Grapes

 

6EWG's Dirty Dozen Plus and Clean Fifteen Lists

Celery

 

7EWG's Dirty Dozen Plus and Clean Fifteen Lists

Spinach

 

8EWG's Dirty Dozen Plus and Clean Fifteen Lists

Sweet bell peppers

 

9EWG's Dirty Dozen Plus and Clean Fifteen Lists

Cucumbers

 

10EWG's Dirty Dozen Plus and Clean Fifteen Lists

Cherry tomatoes

 

11EWG's Dirty Dozen Plus and Clean Fifteen Lists

Snap peas – imported

 

12EWG's Dirty Dozen Plus and Clean Fifteen Lists

Potatoes

 

+EWG's Dirty Dozen Plus and Clean Fifteen Lists

Hot Peppers +

 

+EWG's Dirty Dozen Plus and Clean Fifteen Lists

Kale / Collard greens +

 

From the EWG site: EWG’s 2015 Shopper’s Guide to Pesticides in Produce™

Nearly two-thirds of the 3,015 produce samples tested by the U.S. Department of Agriculture in 2013 contained pesticide residues – a surprising finding in the face of soaring consumer demand for food without agricultural chemicals.

EWG’s Shopper’s Guide to Pesticides in Produce calculates that USDA tests found a total 165 different pesticides on thousands of fruit and vegetables samples examined in 2013.

The USDA findings indicate that the conventional fruit and produce industries are ignoring a striking market trend: American consumers are voting with their pocketbooks for produce with less pesticide. USDA’s Economic Research Service estimates that the organically produced food sector, though just 4 percent of all U.S. food sales, has enjoyed double-digit growth in recent years.
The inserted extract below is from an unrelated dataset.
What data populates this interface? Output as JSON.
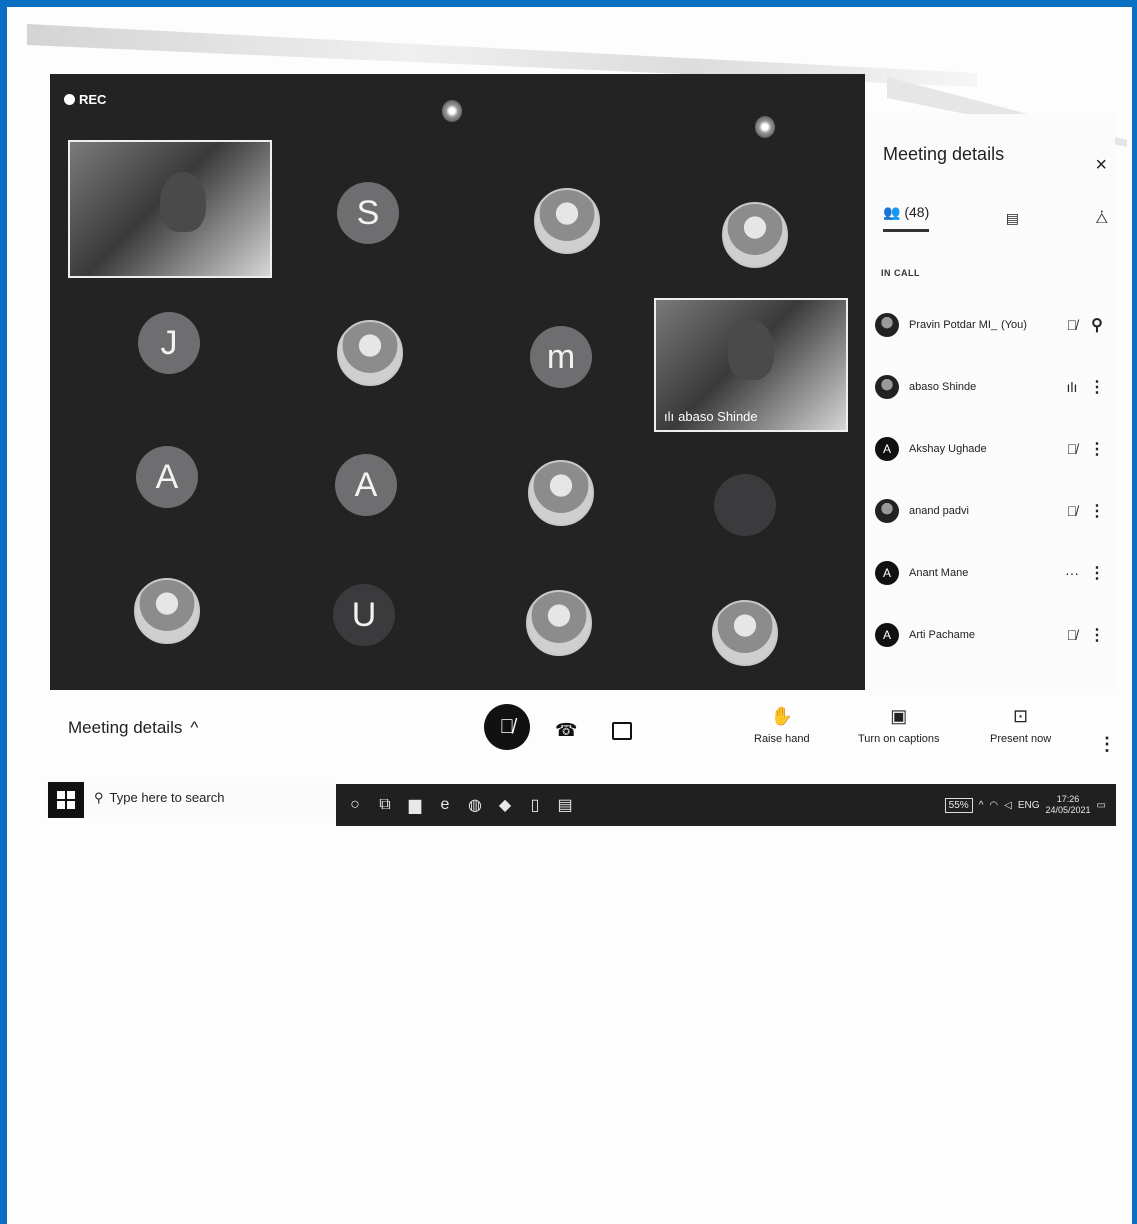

The trend is particularly strong for sales of organic fruits and vegetables, which account for the lion’s share of all organic food sales: USDA economists reported that organic produce sales spiked from $5.4 billion in 2005 to an estimated $15 billion last year and increased by 11 percent between 2013 and 2014.

Pesticides persisted on fruits and vegetables tested by USDA, even when they were washed and, in some cases, peeled.

Read the full story

SOLUTIONS

  • Protect your health by avoiding pesticides whenever and as much as possible. We’re exposed to these substances through foods we eat, contaminated water, and also when we come in contact with such substances used in homes and offices.
  • Choose organic pesticide-free, non-GMO foods and beverages
  • Get your water tested, especially if you have your own private well–make sure nitrate from fertilizer nor pesticides or heavy metals are leaching into your water supply. If needed, get a reverse osmosis water filter system installed in your home.
  • If you get ants or bugs in your home in the spring, try making your own nontoxic pest control products with white vinegar, diatomaceous earth and essential oils from lavender, catnip, lemon, basil, thyme, rosemary. Or find a nontoxic natural exterminator in your area.  Also plant these plants in your yard to keep mosquitoes at bay: peppermint, lavender, marigolds, catnip.
  • Grow your own foods without pesticides and without toxic fertilizer, try implementing companion planting techniques and composting–a great way to recycle and reduce food waste. Learn more about natural gardening techniques,  biodynamics, and nontoxic pest control measures.

 

organic farming, hippocrateas, wecologist, wecology, wecology handbook, organic farming,protect bees
Bee spotted in Chicago

Leave a Reply

Please log in using one of these methods to post your comment:

WordPress.com Logo

You are commenting using your WordPress.com account. Log Out / Change )

Twitter picture

You are commenting using your Twitter account. Log Out / Change )

Facebook photo

You are commenting using your Facebook account. Log Out / Change )

Google+ photo

You are commenting using your Google+ account. Log Out / Change )

Connecting to %s